» Stored data
+ + + + +

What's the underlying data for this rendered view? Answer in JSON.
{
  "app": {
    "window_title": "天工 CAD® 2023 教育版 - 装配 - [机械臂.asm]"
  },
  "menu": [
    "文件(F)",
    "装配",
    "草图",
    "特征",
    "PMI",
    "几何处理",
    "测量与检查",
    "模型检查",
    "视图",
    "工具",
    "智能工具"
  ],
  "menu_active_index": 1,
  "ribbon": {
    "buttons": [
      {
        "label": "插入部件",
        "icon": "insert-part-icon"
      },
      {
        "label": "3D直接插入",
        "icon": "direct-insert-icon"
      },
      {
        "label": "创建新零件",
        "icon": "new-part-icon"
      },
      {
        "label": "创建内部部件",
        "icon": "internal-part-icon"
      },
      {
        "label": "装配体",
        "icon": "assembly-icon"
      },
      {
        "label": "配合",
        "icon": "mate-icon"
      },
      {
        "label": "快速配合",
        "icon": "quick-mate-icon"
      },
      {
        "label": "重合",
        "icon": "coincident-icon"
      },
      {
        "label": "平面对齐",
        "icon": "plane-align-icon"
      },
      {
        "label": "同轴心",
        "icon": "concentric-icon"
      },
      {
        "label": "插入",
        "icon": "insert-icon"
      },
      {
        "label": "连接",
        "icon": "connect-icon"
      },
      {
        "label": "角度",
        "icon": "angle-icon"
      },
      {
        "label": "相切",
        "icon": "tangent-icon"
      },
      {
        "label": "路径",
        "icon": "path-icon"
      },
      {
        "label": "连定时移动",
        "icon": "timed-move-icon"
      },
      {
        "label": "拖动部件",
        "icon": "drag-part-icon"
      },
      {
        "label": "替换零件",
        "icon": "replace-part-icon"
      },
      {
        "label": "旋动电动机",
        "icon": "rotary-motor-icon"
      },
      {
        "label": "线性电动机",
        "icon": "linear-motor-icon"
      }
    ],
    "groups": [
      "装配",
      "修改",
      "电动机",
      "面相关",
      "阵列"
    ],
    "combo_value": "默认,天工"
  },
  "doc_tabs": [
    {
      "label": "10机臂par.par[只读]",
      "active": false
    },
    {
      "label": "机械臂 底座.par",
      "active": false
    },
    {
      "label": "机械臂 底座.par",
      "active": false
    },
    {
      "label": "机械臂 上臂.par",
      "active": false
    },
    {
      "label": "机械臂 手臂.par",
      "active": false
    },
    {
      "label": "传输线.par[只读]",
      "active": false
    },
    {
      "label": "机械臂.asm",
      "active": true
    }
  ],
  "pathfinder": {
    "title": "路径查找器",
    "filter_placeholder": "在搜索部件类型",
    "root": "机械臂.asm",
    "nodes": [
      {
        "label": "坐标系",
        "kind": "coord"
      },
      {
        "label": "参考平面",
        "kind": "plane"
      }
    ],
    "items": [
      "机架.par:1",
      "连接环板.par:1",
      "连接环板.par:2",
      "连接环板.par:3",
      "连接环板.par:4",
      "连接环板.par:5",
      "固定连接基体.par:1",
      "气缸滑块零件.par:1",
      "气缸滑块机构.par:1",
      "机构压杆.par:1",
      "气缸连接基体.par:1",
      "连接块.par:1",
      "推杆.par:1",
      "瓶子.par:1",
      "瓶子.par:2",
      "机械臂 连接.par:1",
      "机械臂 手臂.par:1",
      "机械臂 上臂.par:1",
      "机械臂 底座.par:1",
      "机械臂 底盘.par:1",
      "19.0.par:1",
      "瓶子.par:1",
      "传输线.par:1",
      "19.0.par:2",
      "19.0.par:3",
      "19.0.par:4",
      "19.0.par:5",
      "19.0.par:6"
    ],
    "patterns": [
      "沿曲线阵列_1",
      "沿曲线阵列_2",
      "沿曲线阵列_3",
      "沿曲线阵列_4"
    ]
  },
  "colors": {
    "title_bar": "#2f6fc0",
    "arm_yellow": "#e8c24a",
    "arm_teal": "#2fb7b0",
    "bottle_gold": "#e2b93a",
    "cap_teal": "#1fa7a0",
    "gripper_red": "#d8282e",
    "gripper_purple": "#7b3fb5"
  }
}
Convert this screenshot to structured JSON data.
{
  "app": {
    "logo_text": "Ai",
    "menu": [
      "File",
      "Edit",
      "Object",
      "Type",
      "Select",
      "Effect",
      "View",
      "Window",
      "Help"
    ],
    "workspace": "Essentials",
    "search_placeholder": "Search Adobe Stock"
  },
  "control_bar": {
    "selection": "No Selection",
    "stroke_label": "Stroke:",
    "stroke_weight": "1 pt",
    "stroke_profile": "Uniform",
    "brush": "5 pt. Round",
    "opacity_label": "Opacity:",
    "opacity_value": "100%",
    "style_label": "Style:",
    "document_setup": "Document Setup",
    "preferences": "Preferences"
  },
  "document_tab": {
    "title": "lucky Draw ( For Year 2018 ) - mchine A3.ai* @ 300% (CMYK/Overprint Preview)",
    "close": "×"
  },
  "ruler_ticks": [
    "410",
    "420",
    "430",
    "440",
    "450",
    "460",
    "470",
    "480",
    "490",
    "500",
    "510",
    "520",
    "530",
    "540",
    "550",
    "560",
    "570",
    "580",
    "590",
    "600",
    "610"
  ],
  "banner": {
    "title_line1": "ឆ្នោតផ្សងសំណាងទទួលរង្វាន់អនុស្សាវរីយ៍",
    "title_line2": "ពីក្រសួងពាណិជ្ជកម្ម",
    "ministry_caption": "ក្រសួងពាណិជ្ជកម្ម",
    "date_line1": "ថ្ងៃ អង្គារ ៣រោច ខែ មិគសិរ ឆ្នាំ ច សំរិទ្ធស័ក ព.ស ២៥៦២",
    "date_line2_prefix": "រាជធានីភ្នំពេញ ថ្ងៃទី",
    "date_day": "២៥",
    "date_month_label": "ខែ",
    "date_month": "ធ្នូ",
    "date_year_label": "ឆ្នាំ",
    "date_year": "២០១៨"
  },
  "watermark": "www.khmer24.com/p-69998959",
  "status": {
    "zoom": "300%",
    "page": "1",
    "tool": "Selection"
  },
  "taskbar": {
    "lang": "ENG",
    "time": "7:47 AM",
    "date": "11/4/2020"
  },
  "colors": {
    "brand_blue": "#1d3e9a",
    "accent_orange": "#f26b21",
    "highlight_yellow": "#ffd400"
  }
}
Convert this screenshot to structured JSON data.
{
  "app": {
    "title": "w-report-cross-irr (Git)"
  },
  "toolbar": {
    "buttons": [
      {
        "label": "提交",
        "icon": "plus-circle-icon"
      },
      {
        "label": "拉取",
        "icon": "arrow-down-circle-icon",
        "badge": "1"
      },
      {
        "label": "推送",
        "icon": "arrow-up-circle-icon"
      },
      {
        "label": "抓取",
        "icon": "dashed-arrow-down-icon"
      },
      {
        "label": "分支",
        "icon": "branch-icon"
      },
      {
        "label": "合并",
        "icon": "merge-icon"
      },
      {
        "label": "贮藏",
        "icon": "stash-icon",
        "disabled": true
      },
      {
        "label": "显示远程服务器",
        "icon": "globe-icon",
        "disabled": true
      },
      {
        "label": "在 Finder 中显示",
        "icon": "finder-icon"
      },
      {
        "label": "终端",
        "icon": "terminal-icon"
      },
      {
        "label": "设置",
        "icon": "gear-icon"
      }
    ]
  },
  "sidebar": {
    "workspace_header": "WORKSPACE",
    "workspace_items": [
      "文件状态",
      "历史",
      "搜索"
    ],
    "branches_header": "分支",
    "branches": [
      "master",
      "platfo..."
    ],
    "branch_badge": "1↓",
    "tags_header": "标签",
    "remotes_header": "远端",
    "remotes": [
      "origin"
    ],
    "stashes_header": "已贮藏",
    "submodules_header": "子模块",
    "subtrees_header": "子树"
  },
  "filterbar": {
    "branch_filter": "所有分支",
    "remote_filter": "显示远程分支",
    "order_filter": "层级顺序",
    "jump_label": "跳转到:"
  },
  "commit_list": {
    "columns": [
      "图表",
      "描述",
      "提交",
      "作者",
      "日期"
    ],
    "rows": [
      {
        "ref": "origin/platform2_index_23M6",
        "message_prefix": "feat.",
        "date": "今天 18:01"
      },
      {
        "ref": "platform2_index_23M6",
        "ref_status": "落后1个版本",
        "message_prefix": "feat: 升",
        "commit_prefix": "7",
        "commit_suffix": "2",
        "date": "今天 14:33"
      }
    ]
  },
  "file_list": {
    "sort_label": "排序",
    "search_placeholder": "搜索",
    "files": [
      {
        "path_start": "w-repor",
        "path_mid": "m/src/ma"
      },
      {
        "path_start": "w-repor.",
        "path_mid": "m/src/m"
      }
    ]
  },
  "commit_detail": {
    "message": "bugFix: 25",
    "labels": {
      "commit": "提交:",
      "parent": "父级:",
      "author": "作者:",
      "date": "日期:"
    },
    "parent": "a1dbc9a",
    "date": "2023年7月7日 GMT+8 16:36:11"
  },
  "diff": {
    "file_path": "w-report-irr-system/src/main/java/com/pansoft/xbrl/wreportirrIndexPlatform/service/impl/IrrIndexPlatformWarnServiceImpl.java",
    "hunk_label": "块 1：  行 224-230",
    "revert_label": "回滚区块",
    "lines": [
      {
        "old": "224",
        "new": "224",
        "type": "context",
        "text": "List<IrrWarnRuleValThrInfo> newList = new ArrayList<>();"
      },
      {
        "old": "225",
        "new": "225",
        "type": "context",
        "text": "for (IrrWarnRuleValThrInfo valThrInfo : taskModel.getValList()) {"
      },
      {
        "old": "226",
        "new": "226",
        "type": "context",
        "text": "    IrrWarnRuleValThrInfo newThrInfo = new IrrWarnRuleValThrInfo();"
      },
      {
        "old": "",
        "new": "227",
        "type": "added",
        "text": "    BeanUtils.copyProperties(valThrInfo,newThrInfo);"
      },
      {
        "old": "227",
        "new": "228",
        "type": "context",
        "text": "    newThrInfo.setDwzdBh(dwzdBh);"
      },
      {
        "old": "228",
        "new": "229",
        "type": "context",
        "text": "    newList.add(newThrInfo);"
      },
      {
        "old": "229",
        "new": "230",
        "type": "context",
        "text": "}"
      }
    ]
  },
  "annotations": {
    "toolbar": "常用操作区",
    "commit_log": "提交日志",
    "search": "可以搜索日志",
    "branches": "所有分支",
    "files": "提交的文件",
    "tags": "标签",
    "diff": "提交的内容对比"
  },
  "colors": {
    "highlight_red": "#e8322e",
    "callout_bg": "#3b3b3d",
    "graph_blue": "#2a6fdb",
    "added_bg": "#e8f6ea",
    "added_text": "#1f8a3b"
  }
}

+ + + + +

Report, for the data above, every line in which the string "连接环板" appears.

      "连接环板.par:1",
      "连接环板.par:2",
      "连接环板.par:3",
      "连接环板.par:4",
      "连接环板.par:5",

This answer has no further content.